## TASK:
From the line that contains "Read all visible content and emit it as JSON." down to the last line of the data below, restate every line word for word, skipping any images.

## EXERCISE DATA:
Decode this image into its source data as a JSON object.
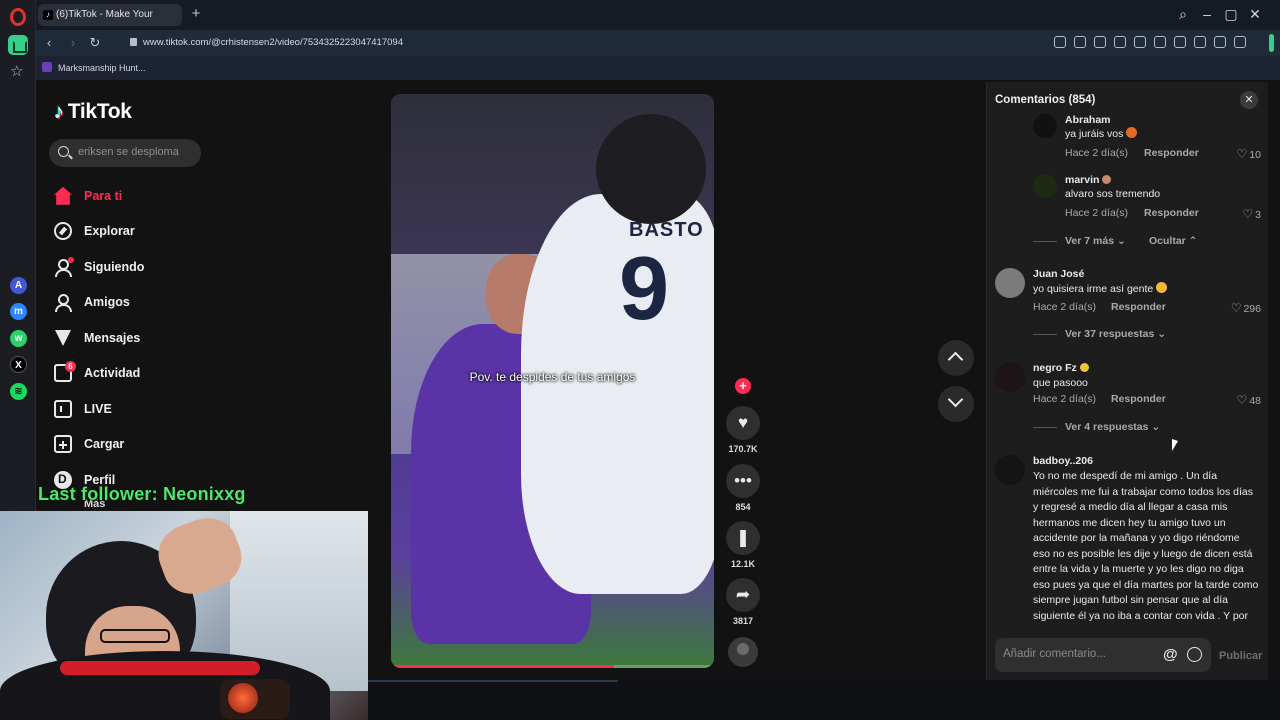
{
  "browser": {
    "tab_title": "(6)TikTok - Make Your",
    "url": "www.tiktok.com/@crhistensen2/video/7534325223047417094",
    "bookmark": "Marksmanship Hunt..."
  },
  "sidebar": {
    "logo": "TikTok",
    "search_placeholder": "eriksen se desploma",
    "items": [
      {
        "label": "Para ti",
        "icon": "home-icon"
      },
      {
        "label": "Explorar",
        "icon": "compass-icon"
      },
      {
        "label": "Siguiendo",
        "icon": "following-icon"
      },
      {
        "label": "Amigos",
        "icon": "friends-icon"
      },
      {
        "label": "Mensajes",
        "icon": "messages-icon"
      },
      {
        "label": "Actividad",
        "icon": "activity-icon",
        "badge": "6"
      },
      {
        "label": "LIVE",
        "icon": "live-icon"
      },
      {
        "label": "Cargar",
        "icon": "upload-icon"
      },
      {
        "label": "Perfil",
        "icon": "profile-icon"
      }
    ],
    "more": "Más"
  },
  "overlay": {
    "last_follower": "Last follower: Neonixxg"
  },
  "video": {
    "caption": "Pov. te despides de tus amigos",
    "jersey_name": "BASTO",
    "jersey_number": "9",
    "progress": 0.69
  },
  "actions": {
    "likes": "170.7K",
    "comments": "854",
    "saves": "12.1K",
    "shares": "3817"
  },
  "comments": {
    "header": "Comentarios (854)",
    "reply_label": "Responder",
    "items": [
      {
        "name": "Abraham",
        "text": "ya juráis vos",
        "time": "Hace 2 día(s)",
        "likes": "10"
      },
      {
        "name": "marvin",
        "text": "alvaro sos tremendo",
        "time": "Hace 2 día(s)",
        "likes": "3"
      },
      {
        "name": "Juan José",
        "text": "yo quisiera irme así gente",
        "time": "Hace 2 día(s)",
        "likes": "296"
      },
      {
        "name": "negro Fz",
        "text": "que pasooo",
        "time": "Hace 2 día(s)",
        "likes": "48"
      },
      {
        "name": "badboy..206",
        "text": "Yo no me despedí de mi amigo . Un día miércoles me fui a trabajar como todos los días y regresé a medio día al llegar a casa mis hermanos me dicen hey tu amigo tuvo un accidente por la mañana y yo digo riéndome eso no es posible les dije y luego de dicen está entre la vida y la muerte y yo les digo no diga eso  pues ya que el día martes por la tarde como siempre jugan futbol sin pensar que al día siguiente él ya no iba a contar con vida . Y por"
      }
    ],
    "view_more_1": "Ver 7 más",
    "hide": "Ocultar",
    "view_more_2": "Ver 37 respuestas",
    "view_more_3": "Ver 4 respuestas",
    "input_placeholder": "Añadir comentario...",
    "publish": "Publicar"
  }
}
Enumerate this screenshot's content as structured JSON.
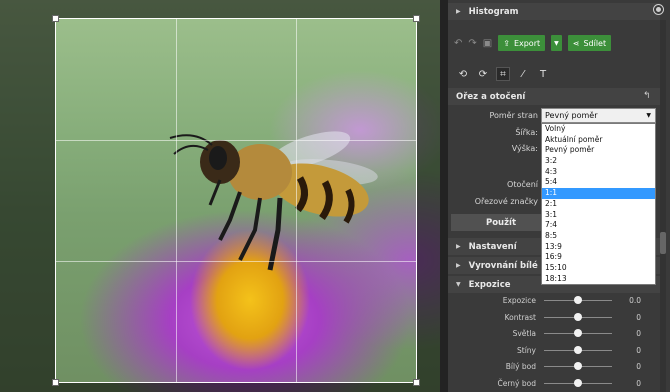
{
  "panel": {
    "histogram_title": "Histogram",
    "export_label": "Export",
    "share_label": "Sdílet",
    "crop_section_title": "Ořez a otočení",
    "aspect_label": "Poměr stran",
    "aspect_value": "Pevný poměr",
    "width_label": "Šířka:",
    "height_label": "Výška:",
    "rotation_label": "Otočení",
    "crop_marks_label": "Ořezové značky",
    "apply_label": "Použít",
    "settings_title": "Nastavení",
    "white_balance_title": "Vyrovnání bílé",
    "exposure_title": "Expozice"
  },
  "aspect_options": [
    "Volný",
    "Aktuální poměr",
    "Pevný poměr",
    "3:2",
    "4:3",
    "5:4",
    "1:1",
    "2:1",
    "3:1",
    "7:4",
    "8:5",
    "13:9",
    "16:9",
    "15:10",
    "18:13"
  ],
  "aspect_selected_index": 6,
  "sliders": [
    {
      "label": "Expozice",
      "value": "0.0",
      "level": 0.5
    },
    {
      "label": "Kontrast",
      "value": "0",
      "level": 0.5
    },
    {
      "label": "Světla",
      "value": "0",
      "level": 0.5
    },
    {
      "label": "Stíny",
      "value": "0",
      "level": 0.5
    },
    {
      "label": "Bílý bod",
      "value": "0",
      "level": 0.5
    },
    {
      "label": "Černý bod",
      "value": "0",
      "level": 0.5
    }
  ],
  "icons": {
    "histogram_toggle": "circle-dot-icon",
    "undo": "undo-icon",
    "redo": "redo-icon",
    "export": "export-icon",
    "share": "share-icon",
    "crop_tool": "crop-icon",
    "back": "back-arrow-icon"
  },
  "colors": {
    "accent_green": "#3c8f3a",
    "selection_blue": "#3399ff"
  }
}
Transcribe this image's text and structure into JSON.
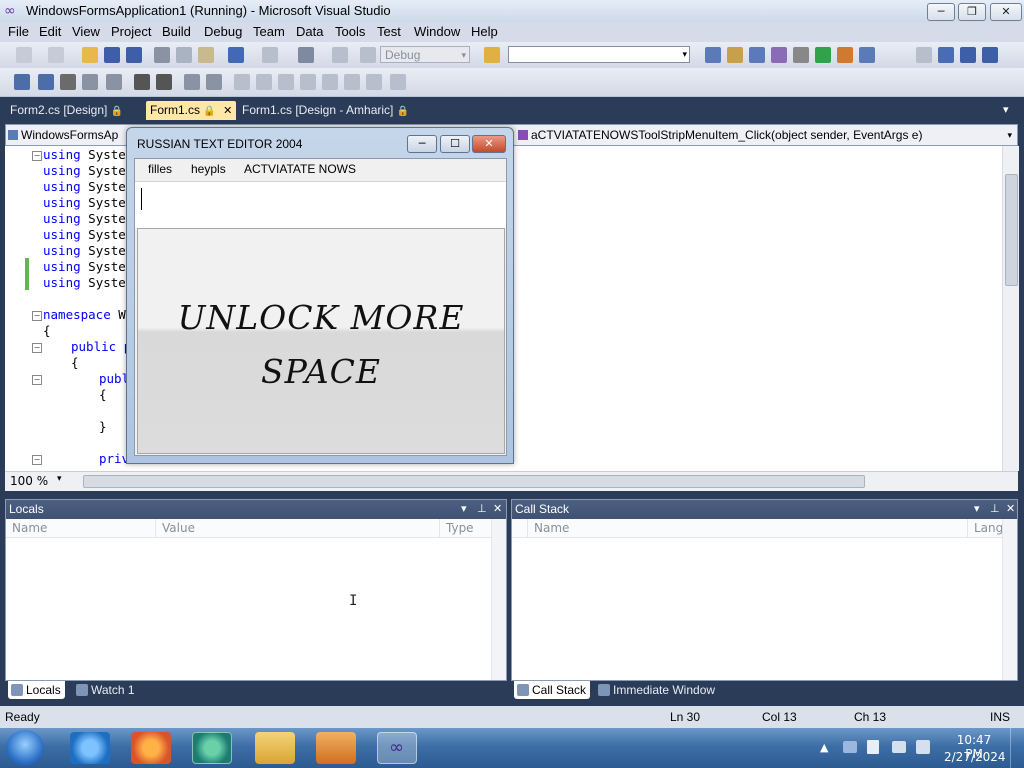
{
  "window": {
    "title": "WindowsFormsApplication1 (Running) - Microsoft Visual Studio",
    "minimize": "─",
    "restore": "❐",
    "close": "✕"
  },
  "menu": [
    "File",
    "Edit",
    "View",
    "Project",
    "Build",
    "Debug",
    "Team",
    "Data",
    "Tools",
    "Test",
    "Window",
    "Help"
  ],
  "toolbar": {
    "configuration": "Debug",
    "config_arrow": "▾",
    "find_value": "",
    "find_arrow": "▾"
  },
  "doc_tabs": [
    {
      "label": "Form2.cs [Design]",
      "lock": "🔒"
    },
    {
      "label": "Form1.cs",
      "lock": "🔒",
      "close": "✕"
    },
    {
      "label": "Form1.cs [Design - Amharic]",
      "lock": "🔒"
    }
  ],
  "tabs_overflow": "▾",
  "nav": {
    "left_combo": "WindowsFormsAp",
    "right_combo": "aCTVIATATENOWSToolStripMenuItem_Click(object sender, EventArgs e)",
    "arrow": "▾"
  },
  "code": {
    "using_kw": "using",
    "using_ns": "System",
    "namespace_kw": "namespace",
    "namespace_name": "Wi",
    "brace_open": "{",
    "brace_close": "}",
    "public_kw": "public",
    "p": "p",
    "publ": "publ",
    "private_kw": "private",
    "fold_minus": "−"
  },
  "zoom": "100 %",
  "zoom_arrow": "▾",
  "russian_editor": {
    "title": "RUSSIAN TEXT EDITOR 2004",
    "menu": [
      "filles",
      "heypls",
      "ACTVIATATE NOWS"
    ],
    "text_value": "",
    "banner_line1": "UNLOCK MORE",
    "banner_line2": "SPACE",
    "minimize": "─",
    "maximize": "☐",
    "close": "✕"
  },
  "locals": {
    "title": "Locals",
    "columns": [
      "Name",
      "Value",
      "Type"
    ],
    "controls": {
      "dropdown": "▾",
      "pin": "⊥",
      "close": "✕"
    }
  },
  "callstack": {
    "title": "Call Stack",
    "columns": [
      "Name",
      "Lang"
    ],
    "controls": {
      "dropdown": "▾",
      "pin": "⊥",
      "close": "✕"
    }
  },
  "bottom_tabs_left": [
    "Locals",
    "Watch 1"
  ],
  "bottom_tabs_right": [
    "Call Stack",
    "Immediate Window"
  ],
  "status": {
    "ready": "Ready",
    "ln": "Ln 30",
    "col": "Col 13",
    "ch": "Ch 13",
    "ins": "INS"
  },
  "taskbar": {
    "time": "10:47 PM",
    "date": "2/27/2024",
    "tray_arrow": "▲"
  },
  "colors": {
    "keyword": "#0000ff",
    "active_tab": "#ffe8a6",
    "pane_header": "#4d6082"
  }
}
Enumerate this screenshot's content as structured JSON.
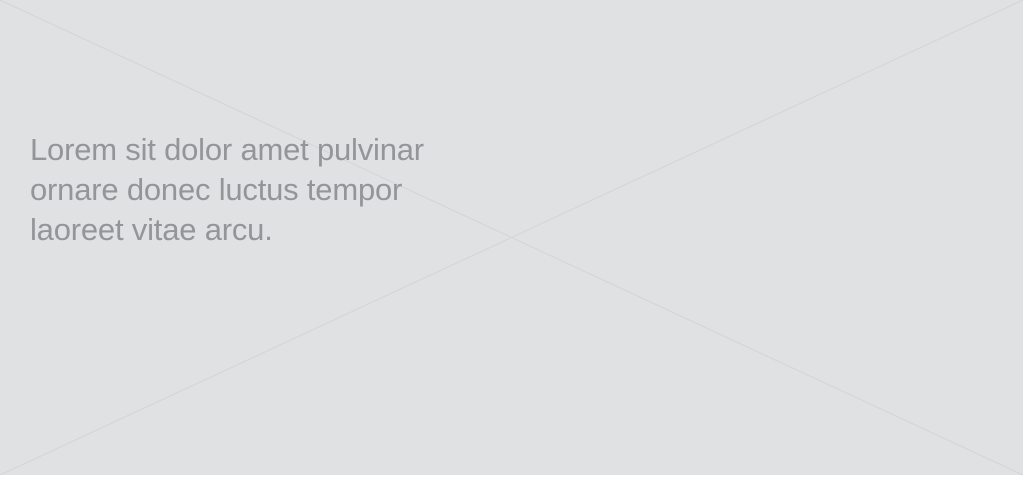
{
  "placeholder": {
    "icon": "image-placeholder-cross-icon",
    "background": "#e0e1e3",
    "line_color": "#d3d4d6",
    "text_color": "#949599"
  },
  "caption": {
    "lines": [
      "Lorem sit dolor amet pulvinar",
      "ornare donec luctus tempor",
      "laoreet vitae arcu."
    ]
  }
}
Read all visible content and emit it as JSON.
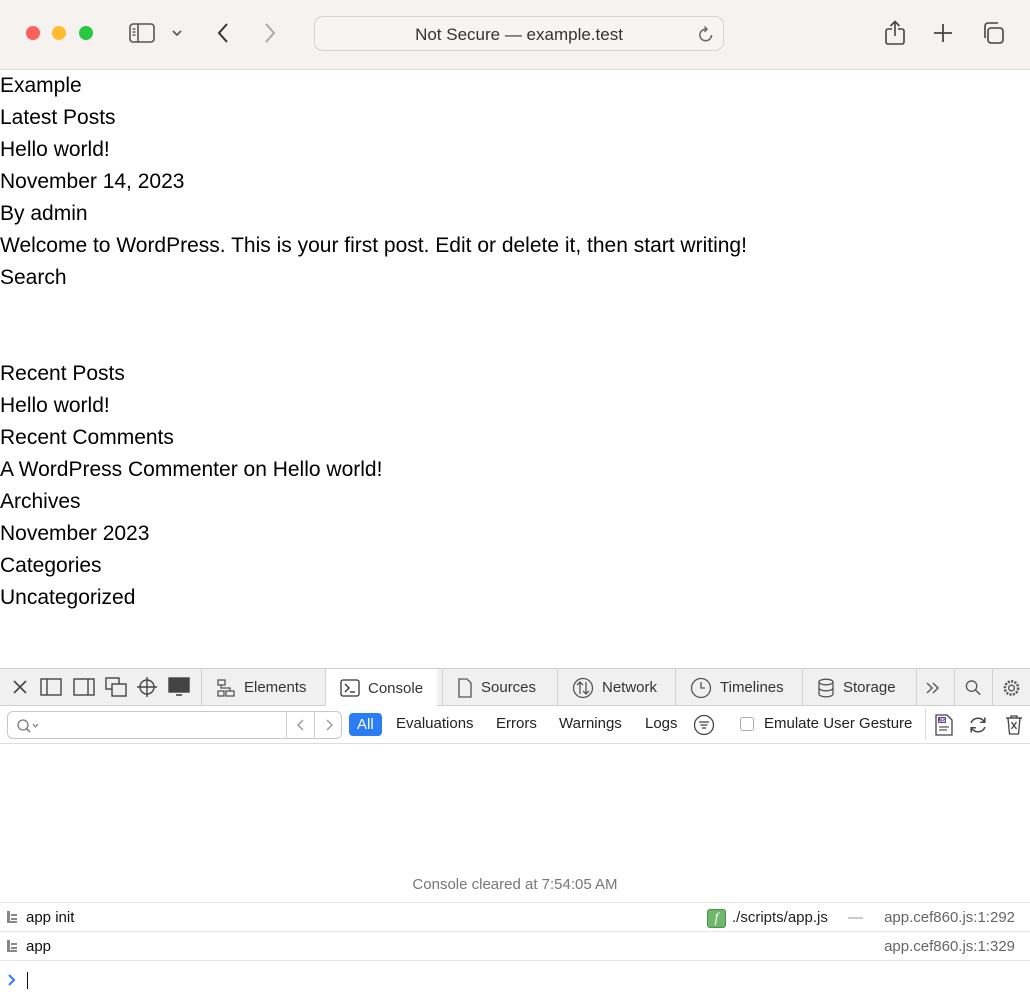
{
  "browser": {
    "address": "Not Secure — example.test"
  },
  "page": {
    "lines": [
      "Example",
      "Latest Posts",
      "Hello world!",
      "November 14, 2023",
      "By admin",
      "Welcome to WordPress. This is your first post. Edit or delete it, then start writing!",
      "Search",
      "Recent Posts",
      "Hello world!",
      "Recent Comments",
      "A WordPress Commenter on Hello world!",
      "Archives",
      "November 2023",
      "Categories",
      "Uncategorized"
    ]
  },
  "devtools": {
    "tabs": [
      "Elements",
      "Console",
      "Sources",
      "Network",
      "Timelines",
      "Storage"
    ],
    "active_tab": "Console",
    "filters": [
      "All",
      "Evaluations",
      "Errors",
      "Warnings",
      "Logs"
    ],
    "emulate_label": "Emulate User Gesture",
    "cleared_message": "Console cleared at 7:54:05 AM",
    "logs": [
      {
        "text": "app init",
        "file": "./scripts/app.js",
        "location": "app.cef860.js:1:292"
      },
      {
        "text": "app",
        "location": "app.cef860.js:1:329"
      }
    ],
    "accent_color": "#2a7df5"
  }
}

## SOLUTION FOR THIS EXERCISE:
Read all visible content and emit it as JSON.
{
  "browser": {
    "address": "Not Secure — example.test"
  },
  "page": {
    "lines": [
      "Example",
      "Latest Posts",
      "Hello world!",
      "November 14, 2023",
      "By admin",
      "Welcome to WordPress. This is your first post. Edit or delete it, then start writing!",
      "Search",
      "Recent Posts",
      "Hello world!",
      "Recent Comments",
      "A WordPress Commenter on Hello world!",
      "Archives",
      "November 2023",
      "Categories",
      "Uncategorized"
    ]
  },
  "devtools": {
    "tabs": [
      "Elements",
      "Console",
      "Sources",
      "Network",
      "Timelines",
      "Storage"
    ],
    "active_tab": "Console",
    "filters": [
      "All",
      "Evaluations",
      "Errors",
      "Warnings",
      "Logs"
    ],
    "emulate_label": "Emulate User Gesture",
    "cleared_message": "Console cleared at 7:54:05 AM",
    "logs": [
      {
        "text": "app init",
        "file": "./scripts/app.js",
        "location": "app.cef860.js:1:292"
      },
      {
        "text": "app",
        "location": "app.cef860.js:1:329"
      }
    ],
    "accent_color": "#2a7df5"
  }
}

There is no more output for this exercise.